(b) Conduct or statements made in compromise negotiations regarding the claim, except when offered in a criminal case and the negotiations related to a claim by a public office or agency in the exercise of regulatory, investigative, or enforcement authority.

(2) Permitted Uses: Examples of permissible purposes include proving a witness’s bias or prejudice; negating a contention of undue delay; and proving an effort to obstruct a criminal investigation or prosecution

(3) Rationale: Offers to settle lawsuits would disappear if other party could reject but use it as evidence. Also, such evidence is of questionable relevance. “Compromise may be motivated by a desire for peace rather than from any concession of weakness of position.”

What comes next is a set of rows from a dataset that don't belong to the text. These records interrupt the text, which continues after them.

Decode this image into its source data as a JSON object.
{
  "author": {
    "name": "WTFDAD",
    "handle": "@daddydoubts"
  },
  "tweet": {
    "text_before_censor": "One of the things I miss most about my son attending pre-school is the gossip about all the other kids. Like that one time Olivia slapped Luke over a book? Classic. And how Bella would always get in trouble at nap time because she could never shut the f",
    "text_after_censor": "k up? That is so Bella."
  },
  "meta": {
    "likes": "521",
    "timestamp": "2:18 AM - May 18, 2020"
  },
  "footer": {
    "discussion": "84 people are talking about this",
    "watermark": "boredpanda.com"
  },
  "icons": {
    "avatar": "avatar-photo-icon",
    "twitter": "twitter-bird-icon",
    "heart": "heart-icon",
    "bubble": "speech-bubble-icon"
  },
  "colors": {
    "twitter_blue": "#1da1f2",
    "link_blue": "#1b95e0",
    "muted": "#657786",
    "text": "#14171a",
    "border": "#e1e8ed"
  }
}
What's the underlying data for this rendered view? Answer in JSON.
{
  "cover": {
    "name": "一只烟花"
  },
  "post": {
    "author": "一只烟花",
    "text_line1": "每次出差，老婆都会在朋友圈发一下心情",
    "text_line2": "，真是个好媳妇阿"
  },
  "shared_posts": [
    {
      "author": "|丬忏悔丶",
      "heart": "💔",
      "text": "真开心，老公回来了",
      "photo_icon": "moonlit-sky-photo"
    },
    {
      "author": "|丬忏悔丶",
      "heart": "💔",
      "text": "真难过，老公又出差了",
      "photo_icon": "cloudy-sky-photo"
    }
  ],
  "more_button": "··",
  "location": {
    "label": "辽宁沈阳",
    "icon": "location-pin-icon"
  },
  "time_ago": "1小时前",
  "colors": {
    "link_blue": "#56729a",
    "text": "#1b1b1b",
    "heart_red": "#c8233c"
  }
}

(4) Dispute Requirement: Rule 408 applies only if the claim or its amount is disputed. Because statements made prior to the existence of a controversy are not covered by the rule, it is critical to identify the time at which a dispu

e case to rebut evidence that the alleged victim was the first aggressor.

(i) Self-Defense Cases: Under this Rule 402(a)(2), accused may offer evidence of a victim’s violent character (only through reputation or opinion evidence) on a first-aggressor issue.

(ii) Rape Cases: Rule 412, rape shield law, generally precludes evidence of a victim’s character in sex offense cases. 3 exceptions:

1. To show the source of semen, pregnancy, or disease

2. To show the victim’s past sexual history with accused

3. When constitutionally required

(c) Character of Witness—Evidence of the character of a witness, as provided in Rules 607, 608, 609

(i) Limited to impeachment (character for untruthfulness)

(2) Other Crimes, Wrongs, or Acts—Evidence of other crimes, wrongs, or acts is not admissible to prove the character of a person in order to show action in conformity therewith. It MAY, however, be admissible for purposes, such as proof of motive, opportunity, intent, preparation, plan, knowledge, identity, absence of mistake/accident.

(a) Why? Prejudice; jury may misuse evidence and give too much weight to character evidence, thereby punishing defendant for being “bad person”

(b) “May”=Trial court’s discretion.

(c) Applies to both plaintiff and defendant in criminal and civil cases

(d) Acts could take place before OR after alleged crime

(e) Analysis of 404(b) requires 3 steps:

(i) Rule 401—Identify a consequential “material issue” (other than character) for which the evidence is being offered to prove

(ii) Rule 403—Balance probative value of evidence against risk that the jury will ignore the limiting instruction and make the prohibited character inference (unfair prejudice); and

(iii)Rule 104(b)—Determine whether there is prima facie evidence of accused’s involvement in the other act.

ii) Rule 405: Methods of Proving Character

(1) Reputation or Opinion—In all cases in which evidence of character or a trait of character of a person is admissible, proof may be made by testimony as to reputation or by testimony in the form of an opinion. On cross-examination, inquiry is allowable into relevant specific instances of conduct.

(2) Specific Instances of Conduct: In cases in which character or a trait of character of a person is an essential element of a charge, claim, or defense, proof may also be made of specific instances of that person’s conduct.

iii) Rule 406: Habit; Routine Practice—Evidence of the habit of a person or of the routine practice of an organization, whether corroborated or not and regardless of the presence of eyewitnesses, is relevant to prove that the conduct of the person or organization on a particular occasion was in conformity with the habit or routine practice.